• **ABOUT THIS TASK**
Copy out all lines from the material that contain the string "nickname".

• **SOURCE DATA**
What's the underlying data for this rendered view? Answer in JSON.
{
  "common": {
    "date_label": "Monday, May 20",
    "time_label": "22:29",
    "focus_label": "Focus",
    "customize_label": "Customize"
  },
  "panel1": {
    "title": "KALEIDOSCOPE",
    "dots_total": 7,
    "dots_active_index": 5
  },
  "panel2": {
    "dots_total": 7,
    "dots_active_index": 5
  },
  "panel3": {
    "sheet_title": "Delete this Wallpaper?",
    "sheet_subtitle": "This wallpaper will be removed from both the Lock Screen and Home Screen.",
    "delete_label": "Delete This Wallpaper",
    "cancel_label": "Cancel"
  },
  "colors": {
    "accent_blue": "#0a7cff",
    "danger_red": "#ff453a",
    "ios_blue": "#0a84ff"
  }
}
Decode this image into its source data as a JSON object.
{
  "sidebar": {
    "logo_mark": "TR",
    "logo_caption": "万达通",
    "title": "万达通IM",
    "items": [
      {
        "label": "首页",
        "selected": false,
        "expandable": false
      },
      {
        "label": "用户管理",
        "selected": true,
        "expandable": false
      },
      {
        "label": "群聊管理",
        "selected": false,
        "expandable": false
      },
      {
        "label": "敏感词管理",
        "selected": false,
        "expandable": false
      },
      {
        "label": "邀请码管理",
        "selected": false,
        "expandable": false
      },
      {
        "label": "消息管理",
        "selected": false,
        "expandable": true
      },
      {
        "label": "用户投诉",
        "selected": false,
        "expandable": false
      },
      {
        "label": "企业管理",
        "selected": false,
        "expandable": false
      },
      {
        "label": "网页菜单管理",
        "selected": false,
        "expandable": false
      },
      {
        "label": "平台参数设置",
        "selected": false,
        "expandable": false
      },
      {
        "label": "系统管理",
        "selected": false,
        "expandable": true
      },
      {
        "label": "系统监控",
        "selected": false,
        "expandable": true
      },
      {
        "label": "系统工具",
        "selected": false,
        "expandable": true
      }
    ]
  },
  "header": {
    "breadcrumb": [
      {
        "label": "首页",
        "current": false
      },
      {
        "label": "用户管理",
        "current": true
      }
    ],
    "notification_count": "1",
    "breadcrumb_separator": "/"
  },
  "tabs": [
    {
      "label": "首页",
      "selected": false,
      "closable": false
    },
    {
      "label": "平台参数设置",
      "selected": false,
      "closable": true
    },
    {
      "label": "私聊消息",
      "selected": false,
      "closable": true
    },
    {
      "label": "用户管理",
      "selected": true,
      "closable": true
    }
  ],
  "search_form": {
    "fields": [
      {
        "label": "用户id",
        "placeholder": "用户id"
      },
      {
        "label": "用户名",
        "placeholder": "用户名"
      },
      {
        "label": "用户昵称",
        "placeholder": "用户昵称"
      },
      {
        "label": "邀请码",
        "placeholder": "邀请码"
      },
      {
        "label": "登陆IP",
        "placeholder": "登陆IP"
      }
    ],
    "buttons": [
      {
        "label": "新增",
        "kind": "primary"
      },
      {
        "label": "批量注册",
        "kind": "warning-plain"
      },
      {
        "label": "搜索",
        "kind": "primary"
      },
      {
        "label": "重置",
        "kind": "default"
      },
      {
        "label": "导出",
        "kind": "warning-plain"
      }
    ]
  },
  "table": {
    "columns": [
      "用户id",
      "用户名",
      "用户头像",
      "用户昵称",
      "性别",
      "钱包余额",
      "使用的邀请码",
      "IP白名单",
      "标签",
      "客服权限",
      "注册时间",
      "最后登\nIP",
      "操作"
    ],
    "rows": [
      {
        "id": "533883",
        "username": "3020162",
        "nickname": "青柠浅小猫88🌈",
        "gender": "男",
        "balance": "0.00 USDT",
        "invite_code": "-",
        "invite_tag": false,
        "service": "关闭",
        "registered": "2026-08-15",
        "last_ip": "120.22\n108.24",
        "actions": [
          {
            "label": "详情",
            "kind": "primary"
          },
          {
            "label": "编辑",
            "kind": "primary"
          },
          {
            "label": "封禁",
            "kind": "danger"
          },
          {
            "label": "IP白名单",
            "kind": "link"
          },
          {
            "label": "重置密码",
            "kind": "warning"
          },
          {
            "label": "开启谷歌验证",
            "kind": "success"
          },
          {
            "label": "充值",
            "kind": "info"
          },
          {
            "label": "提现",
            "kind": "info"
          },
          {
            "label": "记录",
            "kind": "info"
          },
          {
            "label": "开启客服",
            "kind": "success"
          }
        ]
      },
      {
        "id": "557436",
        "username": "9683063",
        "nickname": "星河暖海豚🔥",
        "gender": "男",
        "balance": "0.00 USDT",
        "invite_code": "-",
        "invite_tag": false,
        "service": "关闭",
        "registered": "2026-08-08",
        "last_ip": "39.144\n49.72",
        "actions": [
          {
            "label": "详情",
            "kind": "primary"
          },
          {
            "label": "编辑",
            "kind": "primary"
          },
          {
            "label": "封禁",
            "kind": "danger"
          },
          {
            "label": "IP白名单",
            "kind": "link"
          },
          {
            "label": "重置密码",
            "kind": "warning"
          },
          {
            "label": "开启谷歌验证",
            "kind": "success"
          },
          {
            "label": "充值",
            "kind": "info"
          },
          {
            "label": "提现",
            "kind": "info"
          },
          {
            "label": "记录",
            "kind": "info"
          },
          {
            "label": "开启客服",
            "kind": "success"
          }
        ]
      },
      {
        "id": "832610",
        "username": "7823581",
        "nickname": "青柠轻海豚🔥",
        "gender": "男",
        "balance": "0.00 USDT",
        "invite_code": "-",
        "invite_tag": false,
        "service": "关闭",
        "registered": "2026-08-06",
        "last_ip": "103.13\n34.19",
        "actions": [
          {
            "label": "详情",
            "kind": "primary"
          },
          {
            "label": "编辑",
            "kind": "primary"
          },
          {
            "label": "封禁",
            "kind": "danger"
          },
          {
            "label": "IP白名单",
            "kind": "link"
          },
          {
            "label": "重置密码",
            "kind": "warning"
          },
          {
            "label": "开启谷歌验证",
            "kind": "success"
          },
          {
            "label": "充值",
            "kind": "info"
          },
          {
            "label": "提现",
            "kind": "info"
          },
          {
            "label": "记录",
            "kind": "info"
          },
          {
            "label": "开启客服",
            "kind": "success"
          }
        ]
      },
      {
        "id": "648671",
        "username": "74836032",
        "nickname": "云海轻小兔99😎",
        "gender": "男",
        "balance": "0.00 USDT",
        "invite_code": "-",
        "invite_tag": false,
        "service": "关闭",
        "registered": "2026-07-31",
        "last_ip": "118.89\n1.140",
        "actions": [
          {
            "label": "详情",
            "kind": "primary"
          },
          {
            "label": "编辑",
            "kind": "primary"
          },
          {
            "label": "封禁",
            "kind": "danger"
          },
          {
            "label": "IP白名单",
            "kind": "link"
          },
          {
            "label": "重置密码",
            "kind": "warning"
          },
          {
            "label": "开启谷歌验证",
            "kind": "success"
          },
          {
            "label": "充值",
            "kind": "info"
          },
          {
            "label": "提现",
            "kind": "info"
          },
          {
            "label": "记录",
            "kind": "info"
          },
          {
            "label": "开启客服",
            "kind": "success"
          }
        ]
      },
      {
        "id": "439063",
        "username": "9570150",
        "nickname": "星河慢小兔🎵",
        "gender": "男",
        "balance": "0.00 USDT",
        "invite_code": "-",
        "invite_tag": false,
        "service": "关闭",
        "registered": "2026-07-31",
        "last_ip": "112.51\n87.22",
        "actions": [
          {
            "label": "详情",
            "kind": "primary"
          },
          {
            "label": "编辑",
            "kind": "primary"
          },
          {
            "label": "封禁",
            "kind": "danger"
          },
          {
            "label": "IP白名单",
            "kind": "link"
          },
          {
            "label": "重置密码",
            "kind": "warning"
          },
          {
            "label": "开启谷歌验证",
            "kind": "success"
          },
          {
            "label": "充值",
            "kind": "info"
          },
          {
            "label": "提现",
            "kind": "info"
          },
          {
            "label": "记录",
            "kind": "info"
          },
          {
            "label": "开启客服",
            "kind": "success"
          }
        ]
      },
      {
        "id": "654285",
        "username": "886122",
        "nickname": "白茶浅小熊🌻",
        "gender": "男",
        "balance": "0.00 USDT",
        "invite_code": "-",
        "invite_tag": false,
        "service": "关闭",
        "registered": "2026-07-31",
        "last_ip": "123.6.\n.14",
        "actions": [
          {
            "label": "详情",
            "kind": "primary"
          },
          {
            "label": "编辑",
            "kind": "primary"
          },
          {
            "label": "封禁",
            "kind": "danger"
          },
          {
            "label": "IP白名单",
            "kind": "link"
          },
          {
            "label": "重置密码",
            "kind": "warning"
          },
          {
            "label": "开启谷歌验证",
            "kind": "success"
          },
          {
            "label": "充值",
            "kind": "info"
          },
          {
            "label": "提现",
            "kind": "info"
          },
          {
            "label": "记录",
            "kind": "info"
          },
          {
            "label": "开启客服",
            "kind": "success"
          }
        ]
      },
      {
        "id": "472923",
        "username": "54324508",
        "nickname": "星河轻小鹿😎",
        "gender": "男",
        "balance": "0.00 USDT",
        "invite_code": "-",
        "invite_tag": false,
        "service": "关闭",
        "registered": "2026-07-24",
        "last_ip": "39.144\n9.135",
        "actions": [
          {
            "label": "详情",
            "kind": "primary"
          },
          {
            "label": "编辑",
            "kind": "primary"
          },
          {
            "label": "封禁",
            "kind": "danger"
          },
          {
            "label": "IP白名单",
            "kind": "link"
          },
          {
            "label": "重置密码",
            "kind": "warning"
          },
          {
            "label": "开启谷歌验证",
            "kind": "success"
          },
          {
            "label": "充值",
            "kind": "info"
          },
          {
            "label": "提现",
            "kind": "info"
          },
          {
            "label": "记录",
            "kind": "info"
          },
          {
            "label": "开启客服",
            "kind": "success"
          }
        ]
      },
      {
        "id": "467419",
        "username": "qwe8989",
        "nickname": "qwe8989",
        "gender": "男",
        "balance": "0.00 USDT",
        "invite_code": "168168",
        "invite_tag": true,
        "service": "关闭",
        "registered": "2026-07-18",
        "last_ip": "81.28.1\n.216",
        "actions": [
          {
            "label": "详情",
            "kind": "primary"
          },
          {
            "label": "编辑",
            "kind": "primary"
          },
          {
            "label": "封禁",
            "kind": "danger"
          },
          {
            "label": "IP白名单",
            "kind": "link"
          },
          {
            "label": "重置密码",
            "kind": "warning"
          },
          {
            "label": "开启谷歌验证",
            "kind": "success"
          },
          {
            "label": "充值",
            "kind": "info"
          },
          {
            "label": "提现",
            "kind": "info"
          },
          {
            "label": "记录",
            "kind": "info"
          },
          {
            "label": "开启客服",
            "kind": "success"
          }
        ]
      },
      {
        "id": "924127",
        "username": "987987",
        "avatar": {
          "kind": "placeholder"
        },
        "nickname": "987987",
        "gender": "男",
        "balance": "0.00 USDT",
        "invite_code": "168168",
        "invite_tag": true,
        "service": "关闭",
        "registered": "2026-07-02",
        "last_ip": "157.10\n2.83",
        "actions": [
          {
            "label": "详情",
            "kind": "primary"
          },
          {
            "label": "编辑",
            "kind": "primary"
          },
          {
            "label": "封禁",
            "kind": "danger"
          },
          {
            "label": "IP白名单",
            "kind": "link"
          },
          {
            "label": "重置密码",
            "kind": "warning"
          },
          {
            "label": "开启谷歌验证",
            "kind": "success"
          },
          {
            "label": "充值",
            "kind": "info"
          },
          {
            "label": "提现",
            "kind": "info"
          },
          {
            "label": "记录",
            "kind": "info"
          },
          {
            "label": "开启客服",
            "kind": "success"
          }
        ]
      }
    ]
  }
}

• **YOUR RESPONSE**
        "nickname": "青柠浅小猫88🌈",
        "nickname": "星河暖海豚🔥",
        "nickname": "青柠轻海豚🔥",
        "nickname": "云海轻小兔99😎",
        "nickname": "星河慢小兔🎵",
        "nickname": "白茶浅小熊🌻",
        "nickname": "星河轻小鹿😎",
        "nickname": "qwe8989",
        "nickname": "987987",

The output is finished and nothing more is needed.